A couple of summers ago I attended a Dissertation Bootcamp hosted by Carnegie Mellon's Global Communication Center. I hadn't thought too much about the abstracts we wrote during the weeklong workshop until recently, when I began putting together descriptions of my work, including the ones on this site. A short abstract is included under the main site "Research" tab, but the longer one, freshly updated in light of expanding research for the project (nearly completed!) is ready:
A Rhetorical History of Remembering after September 11, 2001
Significant national events, like September 11, create ruptures between the common knowledge of the past and a new altered future. Because of such ruptures, remembering these events is an important activity both for historical preservation and national healing. Rhetorical scholars of public memory most often look to national memorials – like the National September 11 Memorial and Museum in NYC. However, I argue that these national memorials are built through a process of remembering that begins in the immediate aftermath of significant events and continues to evolve even as more official commemorative practices and memorials are put into place. In my dissertation, I investigate the process of collectively remembering September 11.
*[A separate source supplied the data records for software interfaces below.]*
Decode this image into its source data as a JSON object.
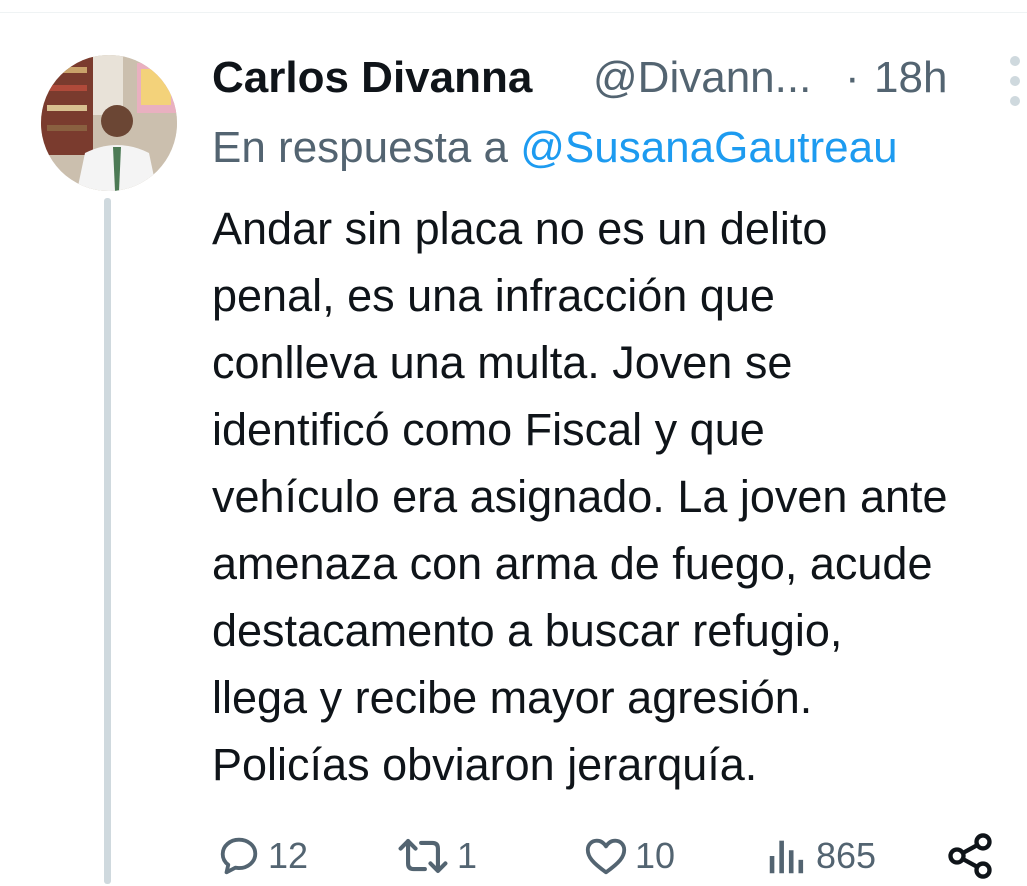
{
  "tweet": {
    "author_name": "Carlos Divanna",
    "handle": "@Divann...",
    "separator": "·",
    "time": "18h",
    "reply_prefix": "En respuesta a",
    "reply_to": "@SusanaGautreau",
    "text": "Andar sin placa no es un delito\npenal, es una infracción que\nconlleva una multa. Joven se\nidentificó como Fiscal y que\nvehículo era asignado. La joven ante\namenaza con arma de fuego, acude\ndestacamento a buscar refugio,\nllega y recibe mayor agresión.\nPolicías obviaron jerarquía."
  },
  "actions": {
    "replies": "12",
    "retweets": "1",
    "likes": "10",
    "views": "865"
  },
  "icons": [
    "more-icon",
    "reply-icon",
    "retweet-icon",
    "like-icon",
    "views-icon",
    "share-icon"
  ]
}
I consider how remembering September 11, 2001 has developed over time by compiling a comprehensive, chronological, and systematic rhetorical history of 9/11, by analyzing the language associated with memory practices enacted by rememberers through this history, by locating major shifts in the process of constructing these practices, and by examining the interplay between participants at both official and local levels. In addition to proposing a more process-oriented, developmental approach to rhetorical studies of remembering, my work assembles a comprehensive chronological record and rhetorical analysis of September 11 memory artifacts unlike anything collected to date.
I primarily focus on 4 activities in the process of remembering September 11. For the first, I reconstruct the earliest reports of September 11 produced in newspapers published on September 12, 2001. These early accounts established some of the first sequences of relevant events. These newspapers also reminded readers that September 11 was a shared experience by reporting community level activities as responses to events in NY, D.C., and Pennsylvania. The second chapter examines oral history projects collected in the months and years following the events. By examining story collections I argue individuals’ accounts are a critical point of remembering in the process of constructing public memory; I also argue that how stories are curated plays an important role in what gets shared, and my analysis of these collections reveals missed opportunities to redirect some of the 9/11 narrative toward compassion instead of prioritizing loss and grief.
In the third chapter, I examine the controversy surrounding plans for Park51, an Islamic community center that many have called the Ground Zero Mosque. As memorials to the tragedy of September 11 were being constructed nearby, the controversy that emerged in response to Park51 illuminated underlying disagreements over how to understand what happened, how to classify perpetrators and victims, and how to characterize and bound off sacred space. I argue here that dissociations reveal underlying disagreements about religious freedom after 9/11. Finally, I investigate the role of stable memorial artifacts including the September 11 Memorial and Museum in New York City, the Pentagon Memorial, and the Flight 93 Memorial.
My project primarily investigates how these narratives told about the past shift at different phases of remembering, strategically re-enacting the same sequence of events in meaningful and transformative ways. Ultimately, I argue that considering the process of remembering in addition to stable sites of memory is critical to understanding the development of shared stories and the missed opportunities that could clarify memory practices and enhance how we respond to the past.